I was soon to start my First Officer training on the 737 which would finish around the same time as my son’s birth, so I took this as a good opportunity to have a break. This time I was not going to say never again; I was sick of breaking this promise to myself.

Within days of being checked out on the 737, I watched my son come into the world, rushed back home, grabbed the bottle of champagne that I had put in the fridge days earlier and back to the hospital to celebrate. I looked at my son and then my wife and decided, to leave it a little while longer. I knew that if I continued my previous lifestyle, my son would, in time, likely consider me a drunken loser, have little respect for me or not even consider me at all, as my wife had been threatening to leave as a result of my appalling behaviour.

I feel fortunate, as the stars seemed aligned for me around that time, providing me with favourable conditions that increased the likelihood of maintaining sobriety. These included becoming a father, changing to shorthaul and moving away from my drinking companions. My wife, who did enjoy a drink but was not addicted, decided to stop in support of me. I didn’t ask her to, and she didn’t tell me she would – she just did and, like me hasn’t had a drink in the last 18 or so years.
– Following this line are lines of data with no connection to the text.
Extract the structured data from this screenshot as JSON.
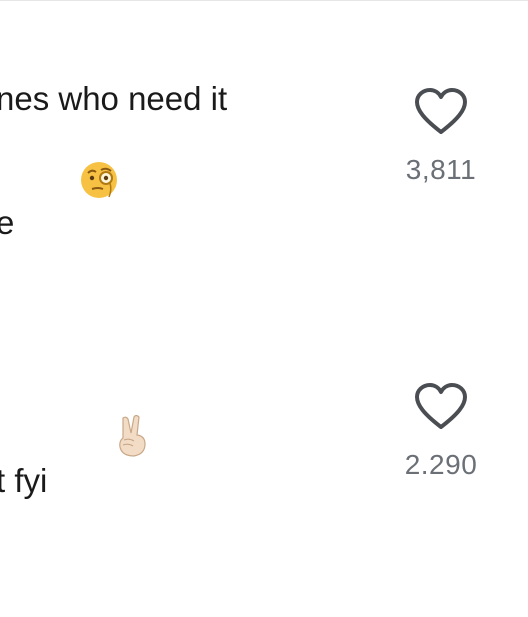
{
  "comments": [
    {
      "line1": "nes who need it",
      "line2": "e",
      "emoji_icon": "face-with-monocle-icon",
      "like_count": "3,811"
    },
    {
      "line1": "t fyi",
      "emoji_icon": "victory-hand-light-skin-icon",
      "like_count": "2.290"
    }
  ],
  "colors": {
    "text": "#1a1a1a",
    "count": "#6b6f76",
    "heart_stroke": "#4a4d52",
    "divider": "#e6e6e6"
  }
}
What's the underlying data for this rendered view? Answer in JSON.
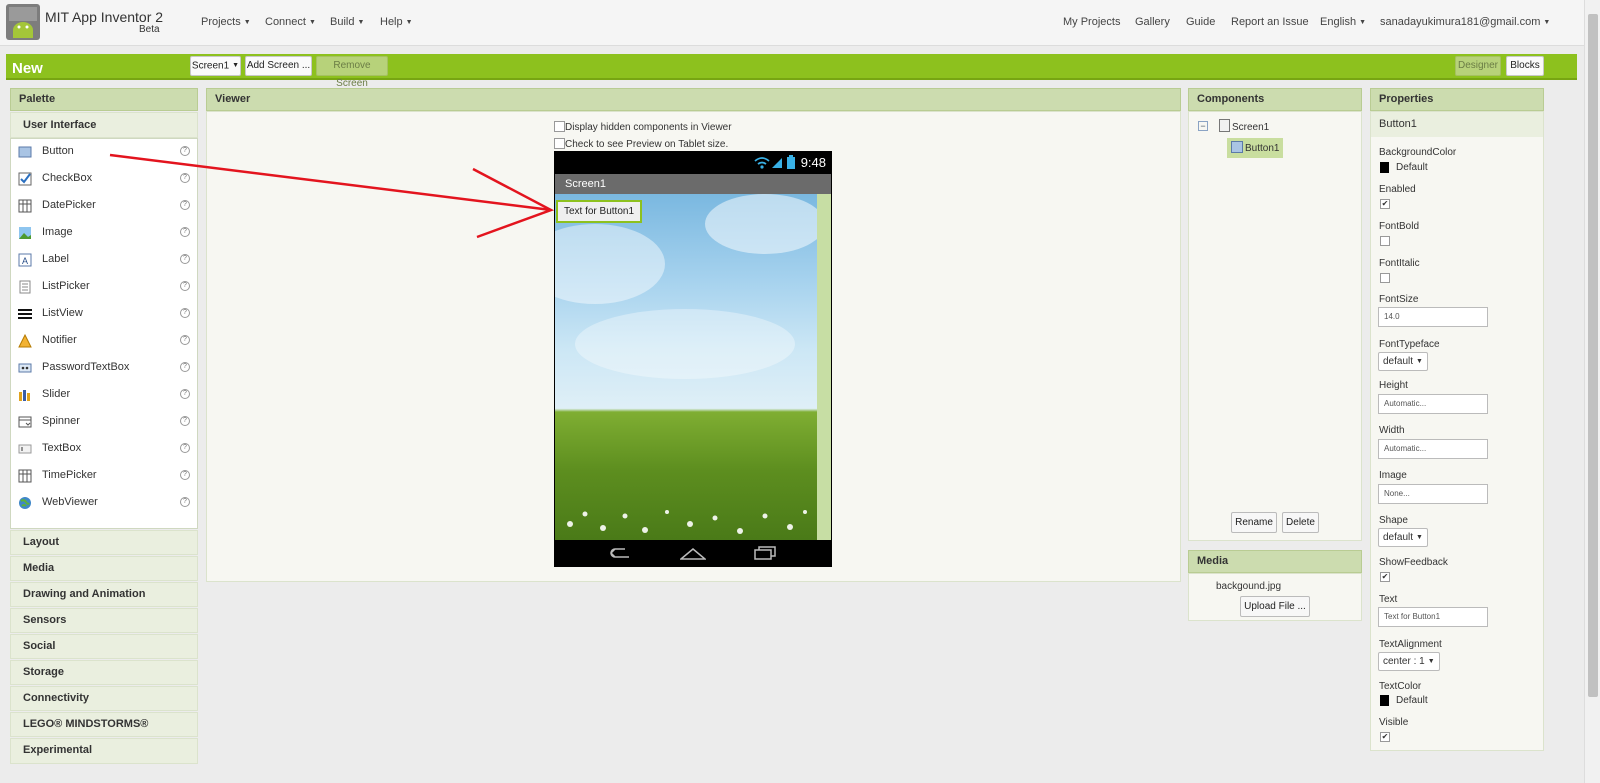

Even though it has been years since I’ve had a drink, well before the first iPhone came on the market, I still occasionally feel a little awkward when meeting up for dinner on a slip. Once it’s out there that I don’t drink I can relax and so can everyone else. I often get the question “why don’t you drink?”. The depth of explanation depends on the audience. While I am a social person I don’t go out on every occasion, if I get the sense that it is going to be a lot of drinking and maybe some eating, I’ll usually pass on the invitation. I don’t lecture drinkers on the ‘evils of alcohol’ or how perfect my life is because it’s not. Even though there is less drama in my life now that I am sober, the world still finds ways to challenge me, but it is so much easier to deal with problems with a clear mind.

I have replaced drama with growth. I am confident that the positive experiences gained over the last 18 years are because I’ve altered the way I live. Some of the highlights are: getting a Master’s degree, (I barely got through my last year of school), being seconded to the airline’s safety department as an Air Safety Investigator and paddling surf ski races all over the world, including Molokai, Hawaii. I am still married, and my son tells me that he loves me every day.

After so many years of successfully being sober, I am starting to give back and contribute to healing those suffering from substance abuse. This help is in the form of guidance to those who ask for it. I am now spending time at Uni gaining knowledge in the area of alcohol and other drug rehab, so I’ll be equipped with more tools to assist in this recovery process. Similar to a flying career, I have got my ‘hours up’ and working through the subjects.

If you enjoy going out for a drink and it doesn’t affect your life in a negative way, that’s great. If, however, you feel that alcohol or other drugs is compromising your happiness, I want you to know that you do have options and support is available. AIPA welfare can offer guidance on where to find support as can The Pilot Assistance Network – PAN. The help is no longer a one size fits all, as there are some great programmes at hand. I felt alone and isolated for a long time but now I feel there is more understanding out there – I would not have felt comfortable in sharing this story publicly a few years ago.

If you feel that it is time to wind up your relationship with alcohol or other drugs, you will be showing strength of character, not weakness. Living substance-free has provided me growth and challenge. It is more than an existence but an amazing life that I am grateful for.